**** Data provided ****

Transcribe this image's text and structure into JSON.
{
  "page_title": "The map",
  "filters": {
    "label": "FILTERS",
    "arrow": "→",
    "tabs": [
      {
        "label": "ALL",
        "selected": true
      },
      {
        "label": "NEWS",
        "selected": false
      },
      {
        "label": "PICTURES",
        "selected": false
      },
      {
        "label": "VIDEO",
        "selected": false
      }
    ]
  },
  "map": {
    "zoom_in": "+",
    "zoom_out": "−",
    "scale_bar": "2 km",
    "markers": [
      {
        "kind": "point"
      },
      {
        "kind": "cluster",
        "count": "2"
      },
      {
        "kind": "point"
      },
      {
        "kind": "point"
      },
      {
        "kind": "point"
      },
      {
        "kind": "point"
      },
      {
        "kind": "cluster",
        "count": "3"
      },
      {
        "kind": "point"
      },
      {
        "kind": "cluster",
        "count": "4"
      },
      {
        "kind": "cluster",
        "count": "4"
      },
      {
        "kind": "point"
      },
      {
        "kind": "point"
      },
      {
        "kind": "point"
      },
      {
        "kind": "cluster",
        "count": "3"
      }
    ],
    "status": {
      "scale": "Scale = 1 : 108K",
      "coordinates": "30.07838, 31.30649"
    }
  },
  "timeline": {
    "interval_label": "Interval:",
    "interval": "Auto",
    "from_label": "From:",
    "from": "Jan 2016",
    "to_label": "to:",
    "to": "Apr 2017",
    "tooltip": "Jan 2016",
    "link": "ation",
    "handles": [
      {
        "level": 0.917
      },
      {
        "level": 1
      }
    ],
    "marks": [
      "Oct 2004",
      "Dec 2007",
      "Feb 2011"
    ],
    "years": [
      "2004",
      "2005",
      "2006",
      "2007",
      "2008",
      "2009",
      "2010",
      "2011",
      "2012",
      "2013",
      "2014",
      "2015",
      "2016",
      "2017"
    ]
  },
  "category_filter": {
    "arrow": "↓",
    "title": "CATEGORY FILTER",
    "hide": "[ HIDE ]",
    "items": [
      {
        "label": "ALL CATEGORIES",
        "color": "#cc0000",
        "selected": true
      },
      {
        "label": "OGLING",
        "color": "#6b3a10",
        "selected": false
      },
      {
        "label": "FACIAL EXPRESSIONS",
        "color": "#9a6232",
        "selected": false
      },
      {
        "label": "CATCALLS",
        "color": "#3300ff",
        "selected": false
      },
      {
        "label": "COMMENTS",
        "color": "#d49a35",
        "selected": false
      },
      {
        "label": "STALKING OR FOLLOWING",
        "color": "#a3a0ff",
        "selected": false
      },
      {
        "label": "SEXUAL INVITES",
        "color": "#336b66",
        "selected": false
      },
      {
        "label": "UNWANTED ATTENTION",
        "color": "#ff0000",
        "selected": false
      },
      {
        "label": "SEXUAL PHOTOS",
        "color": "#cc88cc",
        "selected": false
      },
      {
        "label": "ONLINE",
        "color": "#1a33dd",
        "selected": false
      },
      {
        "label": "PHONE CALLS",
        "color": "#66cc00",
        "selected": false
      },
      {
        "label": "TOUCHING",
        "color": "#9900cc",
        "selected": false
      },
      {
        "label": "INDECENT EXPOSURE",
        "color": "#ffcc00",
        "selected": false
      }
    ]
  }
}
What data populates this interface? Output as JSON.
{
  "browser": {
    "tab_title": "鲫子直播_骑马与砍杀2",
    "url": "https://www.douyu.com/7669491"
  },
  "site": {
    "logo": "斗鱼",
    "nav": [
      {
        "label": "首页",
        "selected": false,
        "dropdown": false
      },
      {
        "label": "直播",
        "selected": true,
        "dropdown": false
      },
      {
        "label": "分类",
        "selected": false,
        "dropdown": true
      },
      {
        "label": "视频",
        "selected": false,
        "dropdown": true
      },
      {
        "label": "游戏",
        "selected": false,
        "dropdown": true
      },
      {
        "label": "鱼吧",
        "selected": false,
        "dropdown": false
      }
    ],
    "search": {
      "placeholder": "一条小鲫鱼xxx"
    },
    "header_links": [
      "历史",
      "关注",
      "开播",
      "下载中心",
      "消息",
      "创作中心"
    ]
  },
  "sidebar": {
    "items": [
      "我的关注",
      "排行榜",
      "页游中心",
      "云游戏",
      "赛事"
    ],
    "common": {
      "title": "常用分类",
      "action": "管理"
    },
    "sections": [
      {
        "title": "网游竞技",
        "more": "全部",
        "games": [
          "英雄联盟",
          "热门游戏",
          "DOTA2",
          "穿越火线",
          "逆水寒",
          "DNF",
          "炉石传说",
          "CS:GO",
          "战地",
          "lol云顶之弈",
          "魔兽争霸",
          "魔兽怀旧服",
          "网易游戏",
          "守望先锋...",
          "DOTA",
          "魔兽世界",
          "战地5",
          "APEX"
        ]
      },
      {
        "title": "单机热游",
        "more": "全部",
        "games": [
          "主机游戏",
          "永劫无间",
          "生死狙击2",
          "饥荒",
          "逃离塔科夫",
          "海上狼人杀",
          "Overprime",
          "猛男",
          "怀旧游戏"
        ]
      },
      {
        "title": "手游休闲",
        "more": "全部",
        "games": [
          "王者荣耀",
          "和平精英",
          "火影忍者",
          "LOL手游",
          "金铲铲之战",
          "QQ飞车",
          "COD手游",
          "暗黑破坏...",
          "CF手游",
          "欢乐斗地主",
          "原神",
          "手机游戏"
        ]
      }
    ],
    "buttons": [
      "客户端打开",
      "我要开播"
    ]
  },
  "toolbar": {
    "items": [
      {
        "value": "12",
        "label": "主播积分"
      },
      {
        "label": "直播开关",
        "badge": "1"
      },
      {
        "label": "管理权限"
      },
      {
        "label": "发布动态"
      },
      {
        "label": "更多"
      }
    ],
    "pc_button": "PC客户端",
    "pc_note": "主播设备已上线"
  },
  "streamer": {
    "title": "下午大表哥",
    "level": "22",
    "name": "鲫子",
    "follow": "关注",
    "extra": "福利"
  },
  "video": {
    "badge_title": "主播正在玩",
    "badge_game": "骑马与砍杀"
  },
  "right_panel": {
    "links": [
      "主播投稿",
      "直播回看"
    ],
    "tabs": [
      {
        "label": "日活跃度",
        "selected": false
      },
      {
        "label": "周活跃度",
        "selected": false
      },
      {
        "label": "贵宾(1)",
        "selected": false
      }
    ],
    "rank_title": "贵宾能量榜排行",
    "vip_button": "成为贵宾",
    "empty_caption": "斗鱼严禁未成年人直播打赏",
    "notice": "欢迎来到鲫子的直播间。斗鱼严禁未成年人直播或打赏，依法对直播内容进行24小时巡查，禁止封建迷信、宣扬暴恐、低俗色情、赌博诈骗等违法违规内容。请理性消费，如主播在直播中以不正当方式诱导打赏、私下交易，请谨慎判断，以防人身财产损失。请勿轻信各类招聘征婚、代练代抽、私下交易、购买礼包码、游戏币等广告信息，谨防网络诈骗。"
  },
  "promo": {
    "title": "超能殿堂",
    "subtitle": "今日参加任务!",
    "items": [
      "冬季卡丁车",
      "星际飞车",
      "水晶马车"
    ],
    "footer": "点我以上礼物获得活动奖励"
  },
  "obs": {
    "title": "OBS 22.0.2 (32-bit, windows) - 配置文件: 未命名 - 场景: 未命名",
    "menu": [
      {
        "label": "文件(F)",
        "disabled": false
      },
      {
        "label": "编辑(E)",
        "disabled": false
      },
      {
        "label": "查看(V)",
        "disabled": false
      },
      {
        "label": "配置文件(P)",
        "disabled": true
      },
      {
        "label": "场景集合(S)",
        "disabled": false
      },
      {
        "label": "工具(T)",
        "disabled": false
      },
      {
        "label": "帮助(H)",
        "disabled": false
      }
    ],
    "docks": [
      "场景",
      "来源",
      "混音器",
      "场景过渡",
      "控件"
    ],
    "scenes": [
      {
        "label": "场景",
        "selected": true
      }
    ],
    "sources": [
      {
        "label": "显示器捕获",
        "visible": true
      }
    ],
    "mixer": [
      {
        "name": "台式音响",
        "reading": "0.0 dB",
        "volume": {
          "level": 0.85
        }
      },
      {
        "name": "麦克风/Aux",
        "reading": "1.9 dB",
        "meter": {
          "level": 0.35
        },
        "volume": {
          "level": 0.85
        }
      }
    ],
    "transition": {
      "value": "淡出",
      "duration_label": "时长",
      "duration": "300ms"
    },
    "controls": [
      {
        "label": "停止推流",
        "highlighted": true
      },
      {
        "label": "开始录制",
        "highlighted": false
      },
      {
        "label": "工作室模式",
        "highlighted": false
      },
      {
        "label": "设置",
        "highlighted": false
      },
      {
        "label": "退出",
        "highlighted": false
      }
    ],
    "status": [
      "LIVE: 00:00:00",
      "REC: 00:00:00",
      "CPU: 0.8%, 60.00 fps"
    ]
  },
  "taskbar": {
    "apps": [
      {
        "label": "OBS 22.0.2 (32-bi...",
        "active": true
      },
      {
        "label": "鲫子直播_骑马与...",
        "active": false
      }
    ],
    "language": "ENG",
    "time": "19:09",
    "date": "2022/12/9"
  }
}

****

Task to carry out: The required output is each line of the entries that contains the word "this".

Task answer:
Transcribe this image's text and structure into JSON.
What data populates this interface? Output as JSON.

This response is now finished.